I'm still in debt - one of my goals is to completely become completely debt-free. However, going into debt for higher education, a new laptop (I made my old one last twelve years), and a few life-changing trips abroad were decisions that I don't regret making, because they opened up opportunities for me. I've been living like a beatnik but saving like a miser and even when I wasn't going to school I was studying a foreign language (French, Arabic, and Spanish) and reading about science - and now I see the benefits from this.
So here's how I did it:
-Again, invest your money
. Sock away something, it doesn't matter how much - but as much as you can. Make coffee in the morning, and bring your lunch to work. If your employer offers you matching funds, take it!
-Cook from scratch as much as possible. You save more money, eat healthier, and get more exercise (cooking is work
) this way. I usually cook in bulk during the weekend, and have leftovers during the week.
-Turn off the television. TV only makes you feel bad about yourself - and paranoid about "crime." It only exists to make you want to buy things to lessen your fear/shame/guilt. If you do watch television, select your programs carefully, and mute all of the commercials.
-Spend as cheaply on furniture as possible. I got my stuff from the flipping alley
- there was nothing wrong with it. I can't believe what people throw away. When it rips or the cat scratches it, throw a nice sheet or blanket over it. When it breaks, repair it or throw it out and find another cheap piece. It's just furniture.
-Have a public area and a private area in your home - don't let visitors pressure you into giving them the "house tour." What your bedroom looks like is none of their business. This is a new phenomenon and frankly, it disgusts me. (There was no way I would have given the "house tour" to anyone when we were sleeping on a futon on the floor next to the Franklin stove during the winter.)
-Invest in your continuing education. Not only for the "piece of paper," but for the contacts you make and the new situations in which you will find yourself. The higher your educational level, the more you will venture out of the classroom (and away from these infernal evo-creo "debates") and into open-ended situations in which you'll encounter the unknown. You very quickly find out what works and what does not, what is true and what is not, who is worth listening to and who is not, when you need to learn and do research on your feet
-Turn down the temperature and wear layers during the winter. I used to close up all but the front room in the upstairs of my old house. If I was cold I would go to the library or a coffee shop to enjoy the rare latte I wasn't having every morning anymore.
-Not everyone can live without a car, but everyone can go on a car diet. If you look at driving a car as somewhat like eating, and ask yourself if you need to put on the calories from driving that you could have burned while walking, it's not such a foreign idea.

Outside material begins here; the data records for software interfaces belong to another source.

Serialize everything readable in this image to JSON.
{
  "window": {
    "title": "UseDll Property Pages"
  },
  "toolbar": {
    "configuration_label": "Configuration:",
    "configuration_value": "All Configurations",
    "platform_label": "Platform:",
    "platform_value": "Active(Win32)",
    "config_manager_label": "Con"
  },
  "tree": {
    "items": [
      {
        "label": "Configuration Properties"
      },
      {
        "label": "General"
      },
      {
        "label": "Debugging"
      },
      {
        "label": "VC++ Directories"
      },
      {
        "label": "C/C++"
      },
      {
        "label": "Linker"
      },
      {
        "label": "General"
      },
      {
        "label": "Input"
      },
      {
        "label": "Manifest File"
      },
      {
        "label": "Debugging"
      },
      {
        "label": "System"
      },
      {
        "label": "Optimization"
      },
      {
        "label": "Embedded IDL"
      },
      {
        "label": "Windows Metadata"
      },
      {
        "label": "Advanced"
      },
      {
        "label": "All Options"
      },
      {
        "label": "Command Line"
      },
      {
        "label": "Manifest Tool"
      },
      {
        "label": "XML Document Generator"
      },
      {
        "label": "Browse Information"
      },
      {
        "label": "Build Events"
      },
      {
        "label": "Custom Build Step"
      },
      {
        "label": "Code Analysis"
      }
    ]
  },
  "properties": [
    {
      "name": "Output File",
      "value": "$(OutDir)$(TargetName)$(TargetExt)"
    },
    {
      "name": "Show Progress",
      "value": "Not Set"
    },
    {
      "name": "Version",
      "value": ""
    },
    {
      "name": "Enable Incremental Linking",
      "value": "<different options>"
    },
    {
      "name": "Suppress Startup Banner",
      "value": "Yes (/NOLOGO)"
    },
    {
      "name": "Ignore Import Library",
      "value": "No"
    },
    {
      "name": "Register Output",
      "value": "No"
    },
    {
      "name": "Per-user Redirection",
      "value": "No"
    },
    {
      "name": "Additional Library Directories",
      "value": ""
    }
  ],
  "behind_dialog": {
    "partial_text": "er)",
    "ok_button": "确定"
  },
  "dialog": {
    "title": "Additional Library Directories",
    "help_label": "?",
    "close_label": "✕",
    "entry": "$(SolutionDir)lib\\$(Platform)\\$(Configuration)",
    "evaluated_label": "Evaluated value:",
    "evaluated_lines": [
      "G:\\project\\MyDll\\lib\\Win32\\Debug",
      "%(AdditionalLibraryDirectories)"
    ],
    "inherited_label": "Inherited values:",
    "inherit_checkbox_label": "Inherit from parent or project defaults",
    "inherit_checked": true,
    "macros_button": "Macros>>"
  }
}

-Give to charities that you believe in. That old saw about “what goes around comes around” is true, too. And write your legislators to fund the programs that we need in this country, before the robber barons take over completely. Neutral, universally good organizations like the Boys and Girls Club didn’t receive their funding in recent years because it’s all going to “faith-based initiatives” who are mismanaging the largess they’ve suddenly received, because they don't know any better.
-And since you're reading this, it should go without saying that you never, never, never give a red cent to "prosperity preachers
." Sure path to failure, folks. If there is any “Darwinian conspiracy” it’s those prosperity gospel hucksters, and they know it.
(Shimmies to Dispatches from the Culture Wars
Labels: bootstraps, capitalism, economics, finances, innumeracy, long memory, prosperity preachers, television